- **Work to be completed**
Reproduce the following records exactly from the line containing "What data populates" onward, ending with the last line and including it.

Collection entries
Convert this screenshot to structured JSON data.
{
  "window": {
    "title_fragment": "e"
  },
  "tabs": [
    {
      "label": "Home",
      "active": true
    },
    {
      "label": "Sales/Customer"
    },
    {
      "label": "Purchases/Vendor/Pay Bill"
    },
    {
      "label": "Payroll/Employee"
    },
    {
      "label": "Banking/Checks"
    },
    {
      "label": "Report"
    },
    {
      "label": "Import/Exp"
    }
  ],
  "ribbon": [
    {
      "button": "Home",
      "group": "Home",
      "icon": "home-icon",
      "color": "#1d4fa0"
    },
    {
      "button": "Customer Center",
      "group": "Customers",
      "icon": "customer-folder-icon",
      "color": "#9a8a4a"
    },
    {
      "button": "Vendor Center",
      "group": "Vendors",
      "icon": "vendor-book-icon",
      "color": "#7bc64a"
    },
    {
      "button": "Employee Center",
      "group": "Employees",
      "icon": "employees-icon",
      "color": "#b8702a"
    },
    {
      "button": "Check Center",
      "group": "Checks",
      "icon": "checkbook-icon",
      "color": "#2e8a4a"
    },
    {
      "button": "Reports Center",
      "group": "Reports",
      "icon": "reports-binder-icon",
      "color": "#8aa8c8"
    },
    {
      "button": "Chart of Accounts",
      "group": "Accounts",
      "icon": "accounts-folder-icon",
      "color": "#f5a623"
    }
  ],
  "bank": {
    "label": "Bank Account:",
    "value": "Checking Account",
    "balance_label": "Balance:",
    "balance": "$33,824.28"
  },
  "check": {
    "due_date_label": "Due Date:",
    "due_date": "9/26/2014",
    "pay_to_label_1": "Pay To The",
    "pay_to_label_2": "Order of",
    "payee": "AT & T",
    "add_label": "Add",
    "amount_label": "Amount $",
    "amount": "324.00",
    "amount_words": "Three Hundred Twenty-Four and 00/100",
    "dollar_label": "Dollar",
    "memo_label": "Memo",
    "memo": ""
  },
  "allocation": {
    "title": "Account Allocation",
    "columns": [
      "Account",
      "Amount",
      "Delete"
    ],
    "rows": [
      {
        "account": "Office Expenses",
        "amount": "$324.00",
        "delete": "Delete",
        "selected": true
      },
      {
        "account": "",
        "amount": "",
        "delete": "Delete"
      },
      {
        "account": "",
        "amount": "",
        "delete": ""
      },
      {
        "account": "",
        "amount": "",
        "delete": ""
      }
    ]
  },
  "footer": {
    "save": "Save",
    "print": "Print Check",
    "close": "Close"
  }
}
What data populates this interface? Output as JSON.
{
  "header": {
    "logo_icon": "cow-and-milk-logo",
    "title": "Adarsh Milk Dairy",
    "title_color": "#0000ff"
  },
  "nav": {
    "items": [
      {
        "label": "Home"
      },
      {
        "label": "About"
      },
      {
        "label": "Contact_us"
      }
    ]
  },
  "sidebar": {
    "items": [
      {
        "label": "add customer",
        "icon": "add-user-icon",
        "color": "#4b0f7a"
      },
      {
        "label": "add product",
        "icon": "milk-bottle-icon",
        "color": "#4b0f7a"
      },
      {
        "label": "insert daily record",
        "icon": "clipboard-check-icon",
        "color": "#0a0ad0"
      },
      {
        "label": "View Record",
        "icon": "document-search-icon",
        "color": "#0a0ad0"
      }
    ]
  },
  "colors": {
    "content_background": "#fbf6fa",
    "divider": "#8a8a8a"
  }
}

- **Exercise response**
What data populates this interface? Output as JSON.
{
  "header": {
    "logo_icon": "cow-and-milk-logo",
    "title": "Adarsh Milk Dairy",
    "title_color": "#0000ff"
  },
  "nav": {
    "items": [
      {
        "label": "Home"
      },
      {
        "label": "About"
      },
      {
        "label": "Contact_us"
      }
    ]
  },
  "sidebar": {
    "items": [
      {
        "label": "add customer",
        "icon": "add-user-icon",
        "color": "#4b0f7a"
      },
      {
        "label": "add product",
        "icon": "milk-bottle-icon",
        "color": "#4b0f7a"
      },
      {
        "label": "insert daily record",
        "icon": "clipboard-check-icon",
        "color": "#0a0ad0"
      },
      {
        "label": "View Record",
        "icon": "document-search-icon",
        "color": "#0a0ad0"
      }
    ]
  },
  "colors": {
    "content_background": "#fbf6fa",
    "divider": "#8a8a8a"
  }
}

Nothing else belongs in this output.